» Exercise goal: Reproduce all records word for word.

» Data to examine:

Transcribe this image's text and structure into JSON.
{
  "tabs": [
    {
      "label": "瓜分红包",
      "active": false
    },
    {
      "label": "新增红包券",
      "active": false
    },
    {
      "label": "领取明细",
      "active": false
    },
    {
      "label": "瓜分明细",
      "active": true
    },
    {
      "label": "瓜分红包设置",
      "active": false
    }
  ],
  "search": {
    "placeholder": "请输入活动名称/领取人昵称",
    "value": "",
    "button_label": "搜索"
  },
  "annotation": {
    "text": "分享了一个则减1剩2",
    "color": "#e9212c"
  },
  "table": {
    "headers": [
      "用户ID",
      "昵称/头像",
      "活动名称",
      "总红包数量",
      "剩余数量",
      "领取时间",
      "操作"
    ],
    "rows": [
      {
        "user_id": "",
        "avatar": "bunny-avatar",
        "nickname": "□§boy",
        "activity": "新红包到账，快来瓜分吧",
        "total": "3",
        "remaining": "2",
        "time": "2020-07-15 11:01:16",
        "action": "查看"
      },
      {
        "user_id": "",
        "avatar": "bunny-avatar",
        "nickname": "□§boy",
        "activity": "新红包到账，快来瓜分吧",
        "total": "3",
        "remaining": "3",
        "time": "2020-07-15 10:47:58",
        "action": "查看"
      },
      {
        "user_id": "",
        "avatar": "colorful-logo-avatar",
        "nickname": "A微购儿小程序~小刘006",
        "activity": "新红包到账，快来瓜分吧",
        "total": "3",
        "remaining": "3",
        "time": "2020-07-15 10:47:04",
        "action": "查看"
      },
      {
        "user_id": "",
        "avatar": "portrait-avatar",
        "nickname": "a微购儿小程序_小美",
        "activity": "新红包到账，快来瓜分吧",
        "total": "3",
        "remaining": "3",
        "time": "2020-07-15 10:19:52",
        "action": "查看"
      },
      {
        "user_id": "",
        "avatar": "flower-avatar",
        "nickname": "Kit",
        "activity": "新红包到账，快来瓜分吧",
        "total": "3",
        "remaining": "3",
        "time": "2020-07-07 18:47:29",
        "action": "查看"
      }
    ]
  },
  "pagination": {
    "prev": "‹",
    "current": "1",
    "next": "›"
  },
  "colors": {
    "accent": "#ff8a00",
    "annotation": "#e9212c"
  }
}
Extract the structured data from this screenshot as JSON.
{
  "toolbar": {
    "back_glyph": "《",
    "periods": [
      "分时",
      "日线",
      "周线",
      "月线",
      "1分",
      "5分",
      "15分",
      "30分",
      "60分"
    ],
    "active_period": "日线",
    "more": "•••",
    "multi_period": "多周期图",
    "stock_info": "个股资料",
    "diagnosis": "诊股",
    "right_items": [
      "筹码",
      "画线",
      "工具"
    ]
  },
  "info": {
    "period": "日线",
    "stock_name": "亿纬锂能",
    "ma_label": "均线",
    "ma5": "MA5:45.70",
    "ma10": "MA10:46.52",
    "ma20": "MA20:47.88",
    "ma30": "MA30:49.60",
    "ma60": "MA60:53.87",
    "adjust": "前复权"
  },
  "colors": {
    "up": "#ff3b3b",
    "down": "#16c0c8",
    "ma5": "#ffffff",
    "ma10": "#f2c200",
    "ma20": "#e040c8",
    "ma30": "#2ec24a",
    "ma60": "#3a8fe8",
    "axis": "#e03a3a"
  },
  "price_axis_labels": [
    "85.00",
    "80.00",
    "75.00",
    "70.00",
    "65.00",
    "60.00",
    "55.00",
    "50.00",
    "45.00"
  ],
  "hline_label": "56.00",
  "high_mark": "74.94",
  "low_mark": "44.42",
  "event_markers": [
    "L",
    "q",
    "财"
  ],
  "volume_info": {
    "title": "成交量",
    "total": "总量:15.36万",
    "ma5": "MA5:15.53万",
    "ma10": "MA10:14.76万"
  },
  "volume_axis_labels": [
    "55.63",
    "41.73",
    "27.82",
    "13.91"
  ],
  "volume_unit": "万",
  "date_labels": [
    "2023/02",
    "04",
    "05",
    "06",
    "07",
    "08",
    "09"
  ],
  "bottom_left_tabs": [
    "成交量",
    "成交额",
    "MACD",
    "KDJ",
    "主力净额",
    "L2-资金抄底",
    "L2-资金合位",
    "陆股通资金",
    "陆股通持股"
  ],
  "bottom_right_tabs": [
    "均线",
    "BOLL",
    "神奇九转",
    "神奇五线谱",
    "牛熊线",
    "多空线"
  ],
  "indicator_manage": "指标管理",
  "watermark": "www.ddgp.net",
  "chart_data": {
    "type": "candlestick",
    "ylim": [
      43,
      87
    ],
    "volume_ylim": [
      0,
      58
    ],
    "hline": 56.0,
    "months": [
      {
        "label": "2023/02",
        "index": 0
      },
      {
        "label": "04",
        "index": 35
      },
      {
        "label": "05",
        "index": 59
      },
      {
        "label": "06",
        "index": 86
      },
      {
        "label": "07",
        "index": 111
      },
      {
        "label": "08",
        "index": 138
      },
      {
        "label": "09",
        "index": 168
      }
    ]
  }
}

» The completed task:
Transcribe this image's text and structure into JSON.
{
  "tabs": [
    {
      "label": "瓜分红包",
      "active": false
    },
    {
      "label": "新增红包券",
      "active": false
    },
    {
      "label": "领取明细",
      "active": false
    },
    {
      "label": "瓜分明细",
      "active": true
    },
    {
      "label": "瓜分红包设置",
      "active": false
    }
  ],
  "search": {
    "placeholder": "请输入活动名称/领取人昵称",
    "value": "",
    "button_label": "搜索"
  },
  "annotation": {
    "text": "分享了一个则减1剩2",
    "color": "#e9212c"
  },
  "table": {
    "headers": [
      "用户ID",
      "昵称/头像",
      "活动名称",
      "总红包数量",
      "剩余数量",
      "领取时间",
      "操作"
    ],
    "rows": [
      {
        "user_id": "",
        "avatar": "bunny-avatar",
        "nickname": "□§boy",
        "activity": "新红包到账，快来瓜分吧",
        "total": "3",
        "remaining": "2",
        "time": "2020-07-15 11:01:16",
        "action": "查看"
      },
      {
        "user_id": "",
        "avatar": "bunny-avatar",
        "nickname": "□§boy",
        "activity": "新红包到账，快来瓜分吧",
        "total": "3",
        "remaining": "3",
        "time": "2020-07-15 10:47:58",
        "action": "查看"
      },
      {
        "user_id": "",
        "avatar": "colorful-logo-avatar",
        "nickname": "A微购儿小程序~小刘006",
        "activity": "新红包到账，快来瓜分吧",
        "total": "3",
        "remaining": "3",
        "time": "2020-07-15 10:47:04",
        "action": "查看"
      },
      {
        "user_id": "",
        "avatar": "portrait-avatar",
        "nickname": "a微购儿小程序_小美",
        "activity": "新红包到账，快来瓜分吧",
        "total": "3",
        "remaining": "3",
        "time": "2020-07-15 10:19:52",
        "action": "查看"
      },
      {
        "user_id": "",
        "avatar": "flower-avatar",
        "nickname": "Kit",
        "activity": "新红包到账，快来瓜分吧",
        "total": "3",
        "remaining": "3",
        "time": "2020-07-07 18:47:29",
        "action": "查看"
      }
    ]
  },
  "pagination": {
    "prev": "‹",
    "current": "1",
    "next": "›"
  },
  "colors": {
    "accent": "#ff8a00",
    "annotation": "#e9212c"
  }
}
Extract the structured data from this screenshot as JSON.
{
  "toolbar": {
    "back_glyph": "《",
    "periods": [
      "分时",
      "日线",
      "周线",
      "月线",
      "1分",
      "5分",
      "15分",
      "30分",
      "60分"
    ],
    "active_period": "日线",
    "more": "•••",
    "multi_period": "多周期图",
    "stock_info": "个股资料",
    "diagnosis": "诊股",
    "right_items": [
      "筹码",
      "画线",
      "工具"
    ]
  },
  "info": {
    "period": "日线",
    "stock_name": "亿纬锂能",
    "ma_label": "均线",
    "ma5": "MA5:45.70",
    "ma10": "MA10:46.52",
    "ma20": "MA20:47.88",
    "ma30": "MA30:49.60",
    "ma60": "MA60:53.87",
    "adjust": "前复权"
  },
  "colors": {
    "up": "#ff3b3b",
    "down": "#16c0c8",
    "ma5": "#ffffff",
    "ma10": "#f2c200",
    "ma20": "#e040c8",
    "ma30": "#2ec24a",
    "ma60": "#3a8fe8",
    "axis": "#e03a3a"
  },
  "price_axis_labels": [
    "85.00",
    "80.00",
    "75.00",
    "70.00",
    "65.00",
    "60.00",
    "55.00",
    "50.00",
    "45.00"
  ],
  "hline_label": "56.00",
  "high_mark": "74.94",
  "low_mark": "44.42",
  "event_markers": [
    "L",
    "q",
    "财"
  ],
  "volume_info": {
    "title": "成交量",
    "total": "总量:15.36万",
    "ma5": "MA5:15.53万",
    "ma10": "MA10:14.76万"
  },
  "volume_axis_labels": [
    "55.63",
    "41.73",
    "27.82",
    "13.91"
  ],
  "volume_unit": "万",
  "date_labels": [
    "2023/02",
    "04",
    "05",
    "06",
    "07",
    "08",
    "09"
  ],
  "bottom_left_tabs": [
    "成交量",
    "成交额",
    "MACD",
    "KDJ",
    "主力净额",
    "L2-资金抄底",
    "L2-资金合位",
    "陆股通资金",
    "陆股通持股"
  ],
  "bottom_right_tabs": [
    "均线",
    "BOLL",
    "神奇九转",
    "神奇五线谱",
    "牛熊线",
    "多空线"
  ],
  "indicator_manage": "指标管理",
  "watermark": "www.ddgp.net",
  "chart_data": {
    "type": "candlestick",
    "ylim": [
      43,
      87
    ],
    "volume_ylim": [
      0,
      58
    ],
    "hline": 56.0,
    "months": [
      {
        "label": "2023/02",
        "index": 0
      },
      {
        "label": "04",
        "index": 35
      },
      {
        "label": "05",
        "index": 59
      },
      {
        "label": "06",
        "index": 86
      },
      {
        "label": "07",
        "index": 111
      },
      {
        "label": "08",
        "index": 138
      },
      {
        "label": "09",
        "index": 168
      }
    ]
  }
}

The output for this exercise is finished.